Workers started a 72-hour strike at the Somina uranium mine in northern Niger March 20, demanding better wages and the release of unpaid bonuses. A spokesman for the Syntramines union told Reuters 680 workers have downed tools for the strike, which could be extended to an open-ended stoppage if demands were not met. Somina is run by the uranium unit of the China National Nuclear Corporation, Sino-U, in a partnership with Niger's government. The mine, in the remote Agadez region, was established in 2007, producing 700 tons annually. Niger is also top uranium supplier to France, which is expanding operations. Areva’s Imouraren mine is expected to more than double the French company's current production in Niger when it comes online in 2014, with expected output of 5,000 tons per year. (Reuters, March 21; Asia Daily Wire, Press TV, March 20)
Tuareg rebels on March 5 called on the International Criminal Court (ICC) to investigate what they called war crimes committed by Malian government forces during the current conflict. "Soldiers have engaged in acts of torture, summary executions and forced disappearances" in several areas including Timbuktu and Gao, the National Movement for the Liberation of Azawad (MNLA) said in a statement. The movement said its lawyers have asked the ICC to open an investigation "into crimes committed by the Malian army against members of ethnic groups (such as) Fula, Tuareg, Arab and Songhai." (AFP, March 5)

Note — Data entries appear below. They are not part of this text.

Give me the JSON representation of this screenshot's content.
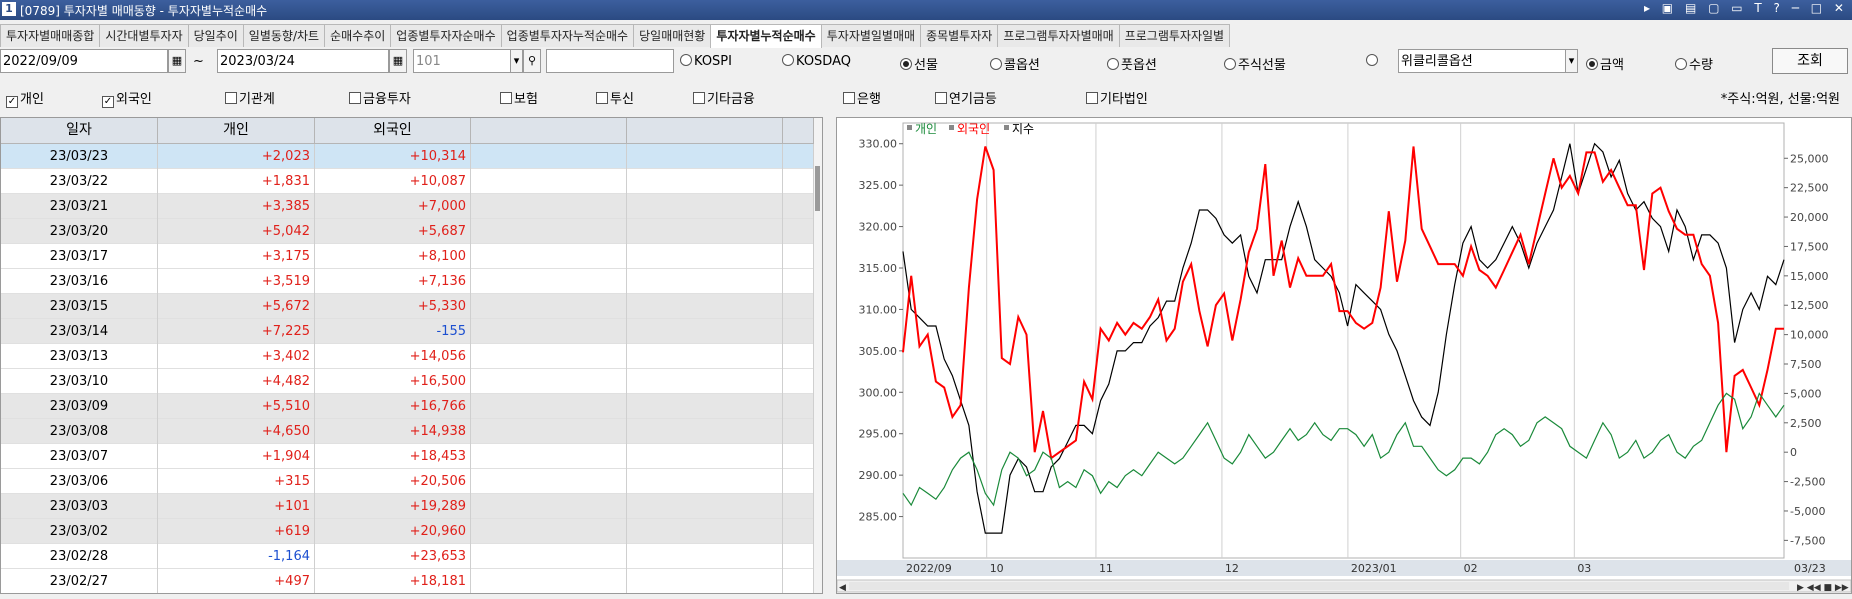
{
  "window": {
    "app_icon": "1",
    "title": "[0789] 투자자별 매매동향 - 투자자별누적순매수",
    "controls": "▸ ▣ ▤ ▢ ▭ T ? ─ □ ✕"
  },
  "tabs": [
    {
      "label": "투자자별매매종합",
      "active": false
    },
    {
      "label": "시간대별투자자",
      "active": false
    },
    {
      "label": "당일추이",
      "active": false
    },
    {
      "label": "일별동향/차트",
      "active": false
    },
    {
      "label": "순매수추이",
      "active": false
    },
    {
      "label": "업종별투자자순매수",
      "active": false
    },
    {
      "label": "업종별투자자누적순매수",
      "active": false
    },
    {
      "label": "당일매매현황",
      "active": false
    },
    {
      "label": "투자자별누적순매수",
      "active": true
    },
    {
      "label": "투자자별일별매매",
      "active": false
    },
    {
      "label": "종목별투자자",
      "active": false
    },
    {
      "label": "프로그램투자자별매매",
      "active": false
    },
    {
      "label": "프로그램투자자일별",
      "active": false
    }
  ],
  "toolbar": {
    "start_date": "2022/09/09",
    "tilde": "~",
    "end_date": "2023/03/24",
    "code": "101",
    "code_name": "",
    "market_options": [
      {
        "label": "KOSPI",
        "selected": false
      },
      {
        "label": "KOSDAQ",
        "selected": false
      },
      {
        "label": "선물",
        "selected": true
      },
      {
        "label": "콜옵션",
        "selected": false
      },
      {
        "label": "풋옵션",
        "selected": false
      },
      {
        "label": "주식선물",
        "selected": false
      },
      {
        "label": "",
        "selected": false
      }
    ],
    "option_select": "위클리콜옵션",
    "measure_options": [
      {
        "label": "금액",
        "selected": true
      },
      {
        "label": "수량",
        "selected": false
      }
    ],
    "query_button": "조회"
  },
  "investors": [
    {
      "label": "개인",
      "checked": true
    },
    {
      "label": "외국인",
      "checked": true
    },
    {
      "label": "기관계",
      "checked": false
    },
    {
      "label": "금융투자",
      "checked": false
    },
    {
      "label": "보험",
      "checked": false
    },
    {
      "label": "투신",
      "checked": false
    },
    {
      "label": "기타금융",
      "checked": false
    },
    {
      "label": "은행",
      "checked": false
    },
    {
      "label": "연기금등",
      "checked": false
    },
    {
      "label": "기타법인",
      "checked": false
    }
  ],
  "unit_note": "*주식:억원, 선물:억원",
  "table": {
    "headers": [
      "일자",
      "개인",
      "외국인"
    ],
    "rows": [
      [
        "23/03/23",
        "+2,023",
        "+10,314"
      ],
      [
        "23/03/22",
        "+1,831",
        "+10,087"
      ],
      [
        "23/03/21",
        "+3,385",
        "+7,000"
      ],
      [
        "23/03/20",
        "+5,042",
        "+5,687"
      ],
      [
        "23/03/17",
        "+3,175",
        "+8,100"
      ],
      [
        "23/03/16",
        "+3,519",
        "+7,136"
      ],
      [
        "23/03/15",
        "+5,672",
        "+5,330"
      ],
      [
        "23/03/14",
        "+7,225",
        "-155"
      ],
      [
        "23/03/13",
        "+3,402",
        "+14,056"
      ],
      [
        "23/03/10",
        "+4,482",
        "+16,500"
      ],
      [
        "23/03/09",
        "+5,510",
        "+16,766"
      ],
      [
        "23/03/08",
        "+4,650",
        "+14,938"
      ],
      [
        "23/03/07",
        "+1,904",
        "+18,453"
      ],
      [
        "23/03/06",
        "+315",
        "+20,506"
      ],
      [
        "23/03/03",
        "+101",
        "+19,289"
      ],
      [
        "23/03/02",
        "+619",
        "+20,960"
      ],
      [
        "23/02/28",
        "-1,164",
        "+23,653"
      ],
      [
        "23/02/27",
        "+497",
        "+18,181"
      ]
    ]
  },
  "chart_data": {
    "type": "line",
    "legend": [
      "개인",
      "외국인",
      "지수"
    ],
    "legend_placement": "top-left",
    "colors": {
      "개인": "#1a8a3a",
      "외국인": "#ff0000",
      "지수": "#000000"
    },
    "left_axis": {
      "min": 280,
      "max": 332.5,
      "ticks": [
        "285.00",
        "290.00",
        "295.00",
        "300.00",
        "305.00",
        "310.00",
        "315.00",
        "320.00",
        "325.00",
        "330.00"
      ]
    },
    "right_axis": {
      "min": -9000,
      "max": 28000,
      "ticks": [
        "-7,500",
        "-5,000",
        "-2,500",
        "0",
        "2,500",
        "5,000",
        "7,500",
        "10,000",
        "12,500",
        "15,000",
        "17,500",
        "20,000",
        "22,500",
        "25,000"
      ]
    },
    "x_ticks": [
      "2022/09",
      "10",
      "11",
      "12",
      "2023/01",
      "02",
      "03",
      "03/23"
    ],
    "series": [
      {
        "name": "지수",
        "axis": "left",
        "values": [
          317,
          310,
          309,
          308,
          308,
          304,
          302,
          299,
          296,
          288,
          283,
          283,
          283,
          290,
          292,
          291,
          288,
          288,
          291,
          292,
          294,
          296,
          296,
          295,
          299,
          301,
          305,
          305,
          306,
          306,
          308,
          309,
          311,
          311,
          315,
          318,
          322,
          322,
          321,
          319,
          318,
          319,
          314,
          312,
          316,
          316,
          316,
          320,
          323,
          320,
          316,
          315,
          314,
          312,
          308,
          313,
          312,
          311,
          310,
          307,
          305,
          302,
          299,
          297,
          296,
          300,
          307,
          313,
          318,
          320,
          316,
          315,
          316,
          318,
          320,
          318,
          315,
          318,
          320,
          322,
          326,
          330,
          324,
          327,
          330,
          329,
          326,
          328,
          324,
          322,
          323,
          321,
          320,
          317,
          322,
          320,
          316,
          319,
          319,
          318,
          315,
          306,
          310,
          312,
          310,
          314,
          313,
          316
        ]
      },
      {
        "name": "외국인",
        "axis": "right",
        "values": [
          8500,
          15000,
          9000,
          10000,
          6000,
          5500,
          3000,
          4000,
          14000,
          21500,
          26000,
          24000,
          8000,
          7500,
          11500,
          10000,
          0,
          3500,
          -500,
          0,
          500,
          1000,
          6000,
          4500,
          10500,
          9500,
          11000,
          10000,
          11000,
          10500,
          11500,
          13000,
          9500,
          10500,
          14500,
          16000,
          12000,
          9000,
          12500,
          13500,
          9500,
          13000,
          17000,
          19000,
          24500,
          15000,
          18000,
          14000,
          16500,
          15000,
          15000,
          15000,
          16000,
          12000,
          12000,
          11000,
          10500,
          11000,
          14000,
          20500,
          14500,
          18000,
          26000,
          19000,
          17500,
          16000,
          16000,
          16000,
          15000,
          17500,
          15500,
          15000,
          14000,
          15500,
          17000,
          18500,
          16000,
          19000,
          22000,
          25000,
          22500,
          23500,
          22000,
          25500,
          25500,
          23000,
          24000,
          22500,
          21000,
          21000,
          15500,
          22000,
          22500,
          20500,
          19000,
          18500,
          18500,
          16000,
          15000,
          11000,
          0,
          6500,
          7000,
          5500,
          4000,
          7000,
          10500,
          10500
        ]
      },
      {
        "name": "개인",
        "axis": "right",
        "values": [
          -3500,
          -4500,
          -3000,
          -3500,
          -4000,
          -3000,
          -1500,
          -500,
          0,
          -1500,
          -3500,
          -4500,
          -1500,
          0,
          -500,
          -2000,
          -1500,
          0,
          -500,
          -3000,
          -2500,
          -3000,
          -1500,
          -2000,
          -3500,
          -2500,
          -3000,
          -2000,
          -1500,
          -2000,
          -1000,
          0,
          -500,
          -1000,
          -500,
          500,
          1500,
          2500,
          1000,
          -500,
          -1000,
          0,
          1500,
          500,
          -500,
          0,
          1000,
          2000,
          1000,
          1500,
          2500,
          1500,
          1000,
          2000,
          2000,
          1500,
          500,
          1500,
          -500,
          0,
          1500,
          2500,
          500,
          500,
          -500,
          -1500,
          -2000,
          -1500,
          -500,
          -500,
          -1000,
          0,
          1500,
          2000,
          1500,
          500,
          1000,
          2500,
          3000,
          2500,
          2000,
          500,
          0,
          -500,
          1000,
          2500,
          1500,
          -500,
          0,
          1000,
          -500,
          0,
          1000,
          1500,
          0,
          -500,
          500,
          1000,
          2500,
          4000,
          5000,
          4500,
          2000,
          3000,
          5000,
          4000,
          3000,
          4000
        ]
      }
    ]
  }
}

President Obama announced Feb. 22 that about 100 US troops have been mobilized to Niger to help set up a new base for supposedly unarmed Predator drones to conduct surveillance in the region. The new drone base is to be located for now in the capital, Niamey. The only permanent US base in Africa is in Djibouti, but Niamey may now constitute a second. (NYT, Feb. 22) Also Feb. 22, Chad announced that 13 of its soldiers and 65 Islamist rebels were killed in a fierce battle in the mountain region of Adrar des Ifoghas, on Mali's border with Algeria. In other fighting that day, at Tessalit, on the edge of the mountains, two vehicles carrying civilians and members of the MNLA Tuareg rebel group exploded, killing three and wounding several others. (VOA, Feb. 22) A second car bomb attack in Khalil, on the Algerian border, left five MNLA fighters dead. (Reuters, France24, Feb. 22)